The 1920s are in full swing when a series of occult murders rocks New York.
Young Evie O'Neill is sent from Ohio to the Big Apple to cool her heels under the watchful eye of her uncle Will, an academic in charge of a museum of supernatural history. She, her friends, and her Uncle Will turn out to be the last line of defense against a murderer that is beyond the scope of ordinary police work.
I'm new to Libba Bray, who, it seems, has quite a bibliography already. My first impressions were not that favorable. Evie is the epitome of an upper-middle class flapper to the point that she seems, at first, cardboard cut-out. Uncle Will is the stern dry academic with a heart of gold and Sam the pickpocket is the "charming" rascal (I was not charmed; his pursuit of Evie borders on harassment).
Theta, the Ziegfeld girl, is also a cliche of the era through and through, but a much more entertaining one; I became very fond of her. Memphis, who remains tied to the story but stays on the sidelines for most of it, stands out as a black character in a 1920s story written by a white person (rare enough on its own) and as one who is not defined by, in a supporting position to, or completely surrounded by white characters; who exists as a part of a black American culture, family, and society, and is furthermore his own character: A wannabe poet with a hero's heart and a very young man trying to find his place in a confusion of influences.
The story was rollicking, the plot unwound neatly, and picked up pace once the source of the murders' mythology was revealed. I came to enjoy all of the characters, including Evie, especially when she was her spunkiest. The climax, however pulpy, was deliciously thrilling. Bray seems to have a great grasp of building a story and creating momentum.
And yet there was a kind of an immaturity to the writing itself. Some could be put down to editorial mistakes, such as a scene where Sam refers to something he only learns later in the conversation, and some are so minor they are barely worth mentioning, such as overused expressions and rather cinematic effects of supernatural manifestations. I might criticize the romance more, had it paired the characters up as neatly as I first thought it would; as it is, I was pleasantly surprised. And, a niggle but it must be mentioned: energy healing is not divining, nor is there any reason to capitalize "diviners" - unless you're marketing a toy line.

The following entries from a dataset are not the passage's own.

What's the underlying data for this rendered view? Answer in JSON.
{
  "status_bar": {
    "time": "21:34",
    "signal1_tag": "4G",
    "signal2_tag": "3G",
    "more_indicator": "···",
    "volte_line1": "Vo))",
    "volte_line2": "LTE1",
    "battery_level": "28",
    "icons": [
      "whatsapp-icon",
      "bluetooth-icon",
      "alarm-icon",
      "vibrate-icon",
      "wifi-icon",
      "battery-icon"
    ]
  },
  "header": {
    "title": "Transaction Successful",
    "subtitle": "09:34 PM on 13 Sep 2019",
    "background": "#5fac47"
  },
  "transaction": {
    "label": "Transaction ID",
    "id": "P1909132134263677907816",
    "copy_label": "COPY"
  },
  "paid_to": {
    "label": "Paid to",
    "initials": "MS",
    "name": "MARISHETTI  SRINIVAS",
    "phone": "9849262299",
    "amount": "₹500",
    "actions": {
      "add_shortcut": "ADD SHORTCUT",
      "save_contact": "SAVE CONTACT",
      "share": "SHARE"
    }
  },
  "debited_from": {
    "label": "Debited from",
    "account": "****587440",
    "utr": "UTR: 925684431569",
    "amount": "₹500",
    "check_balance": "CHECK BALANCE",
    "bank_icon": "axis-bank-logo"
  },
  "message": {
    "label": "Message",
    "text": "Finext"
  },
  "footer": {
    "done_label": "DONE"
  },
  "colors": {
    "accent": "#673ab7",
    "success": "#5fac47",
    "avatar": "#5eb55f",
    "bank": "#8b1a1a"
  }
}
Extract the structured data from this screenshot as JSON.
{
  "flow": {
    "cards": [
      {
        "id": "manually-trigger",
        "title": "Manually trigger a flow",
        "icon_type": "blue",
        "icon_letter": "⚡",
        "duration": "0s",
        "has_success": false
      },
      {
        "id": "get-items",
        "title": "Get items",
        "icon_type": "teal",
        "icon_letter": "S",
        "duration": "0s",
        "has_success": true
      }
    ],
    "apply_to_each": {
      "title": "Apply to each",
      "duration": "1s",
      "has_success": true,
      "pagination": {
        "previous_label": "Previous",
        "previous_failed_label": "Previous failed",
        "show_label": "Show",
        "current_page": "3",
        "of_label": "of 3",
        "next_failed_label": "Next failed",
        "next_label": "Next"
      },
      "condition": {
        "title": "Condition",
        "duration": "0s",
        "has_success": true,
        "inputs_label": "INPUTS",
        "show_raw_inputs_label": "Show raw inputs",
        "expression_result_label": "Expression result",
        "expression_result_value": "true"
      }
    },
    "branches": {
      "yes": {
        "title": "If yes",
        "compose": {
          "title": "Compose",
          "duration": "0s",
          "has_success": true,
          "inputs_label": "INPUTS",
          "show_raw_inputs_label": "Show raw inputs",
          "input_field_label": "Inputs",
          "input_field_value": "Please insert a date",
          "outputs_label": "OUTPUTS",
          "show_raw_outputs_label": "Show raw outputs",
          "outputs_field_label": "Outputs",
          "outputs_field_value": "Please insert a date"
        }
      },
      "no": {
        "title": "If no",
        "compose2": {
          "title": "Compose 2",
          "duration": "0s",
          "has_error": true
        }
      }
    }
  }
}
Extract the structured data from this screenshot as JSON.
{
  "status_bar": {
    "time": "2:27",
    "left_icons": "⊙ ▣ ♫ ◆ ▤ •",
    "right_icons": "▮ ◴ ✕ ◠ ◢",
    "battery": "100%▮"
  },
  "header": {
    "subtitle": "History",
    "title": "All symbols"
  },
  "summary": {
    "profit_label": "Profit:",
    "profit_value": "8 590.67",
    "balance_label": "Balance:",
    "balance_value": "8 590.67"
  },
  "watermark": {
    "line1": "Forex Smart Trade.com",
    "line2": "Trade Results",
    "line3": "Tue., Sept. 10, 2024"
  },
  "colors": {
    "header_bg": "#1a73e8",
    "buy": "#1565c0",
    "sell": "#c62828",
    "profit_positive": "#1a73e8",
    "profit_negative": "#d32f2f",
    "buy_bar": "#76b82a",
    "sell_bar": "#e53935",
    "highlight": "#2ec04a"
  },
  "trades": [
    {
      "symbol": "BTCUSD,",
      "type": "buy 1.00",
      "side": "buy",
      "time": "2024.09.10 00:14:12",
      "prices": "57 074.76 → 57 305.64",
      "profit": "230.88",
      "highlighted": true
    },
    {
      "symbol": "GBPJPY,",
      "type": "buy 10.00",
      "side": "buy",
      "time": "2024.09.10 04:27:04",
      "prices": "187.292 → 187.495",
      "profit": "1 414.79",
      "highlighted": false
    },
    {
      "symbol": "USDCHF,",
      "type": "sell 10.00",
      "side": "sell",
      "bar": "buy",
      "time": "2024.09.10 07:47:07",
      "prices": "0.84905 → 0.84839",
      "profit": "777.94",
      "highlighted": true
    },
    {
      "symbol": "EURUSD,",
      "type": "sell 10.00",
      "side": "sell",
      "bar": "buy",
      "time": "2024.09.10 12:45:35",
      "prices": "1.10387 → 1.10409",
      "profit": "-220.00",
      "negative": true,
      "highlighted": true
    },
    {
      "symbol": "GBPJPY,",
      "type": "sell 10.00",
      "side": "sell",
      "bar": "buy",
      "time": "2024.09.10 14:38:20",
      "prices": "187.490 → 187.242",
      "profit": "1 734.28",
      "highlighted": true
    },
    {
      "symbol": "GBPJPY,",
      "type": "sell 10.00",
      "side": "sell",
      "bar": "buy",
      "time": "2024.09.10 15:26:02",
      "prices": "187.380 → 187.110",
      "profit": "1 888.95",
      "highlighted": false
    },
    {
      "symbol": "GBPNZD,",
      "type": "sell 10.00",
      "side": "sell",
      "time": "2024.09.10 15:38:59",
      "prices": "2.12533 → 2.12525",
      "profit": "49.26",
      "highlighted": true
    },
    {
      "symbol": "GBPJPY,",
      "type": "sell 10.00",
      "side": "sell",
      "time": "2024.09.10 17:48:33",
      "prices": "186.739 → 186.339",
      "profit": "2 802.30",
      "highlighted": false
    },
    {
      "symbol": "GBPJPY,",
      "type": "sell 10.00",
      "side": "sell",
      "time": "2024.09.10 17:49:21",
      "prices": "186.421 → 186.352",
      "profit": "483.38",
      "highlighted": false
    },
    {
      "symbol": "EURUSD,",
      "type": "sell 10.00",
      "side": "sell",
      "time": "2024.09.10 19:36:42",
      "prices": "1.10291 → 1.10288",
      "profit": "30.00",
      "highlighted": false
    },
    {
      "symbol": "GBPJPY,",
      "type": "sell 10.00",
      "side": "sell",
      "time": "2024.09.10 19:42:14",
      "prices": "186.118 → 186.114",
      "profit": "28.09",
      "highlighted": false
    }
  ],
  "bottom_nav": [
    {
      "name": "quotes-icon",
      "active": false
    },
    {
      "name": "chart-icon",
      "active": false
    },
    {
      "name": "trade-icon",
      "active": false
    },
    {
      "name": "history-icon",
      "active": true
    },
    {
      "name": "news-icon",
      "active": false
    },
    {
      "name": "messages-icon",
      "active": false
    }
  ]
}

So what's the final word? It's very pulpy. The writing itself needs some improvement. The cliches abound - but are delightful. It was a very enjoyable read, and while it took me three months to read the first third (what can I say - I had study books to read, too), the rest was devoured in fairly short order, considering how busy I have been in the meanwhile. The author clearly has a great grasp of storytelling, and I can only hope her wordsmithing improves as well, because I will want to read Part #2 in the series - not for the characters, or the foreshadowed future conflict, but because I want to be this well entertained again.
I read the second novel in this lesbian police procedural series before I read the first, but it didn't seem to detract from my enjoyment of either.
Despite the gritty (enough) genre and pulling no emotional punches, both novels were the kind of wish-fulfillment that actually works for me, with distinct, attractive women who don't have to be young or skinny being excellent at their demanding jobs, winning the fight, and falling in love, despite hurdles and human weaknesses. Points off for being so obviously wish-fulfillment; points back for being so delicious about it.
It's hard to pin down just what I did not like about this ghost novel, other than that the dead were called Deads, as if the author was looking to market a toy line.
The story was consistent enough, the struggles of parental control and controlling co-parents familiar, and of course I always enjoy a lesbian angle. The vision of afterlife just didn't work for me; removing emotion and humanity from the protagonist made it hard to identify with her, or even make her sound like a distinct person.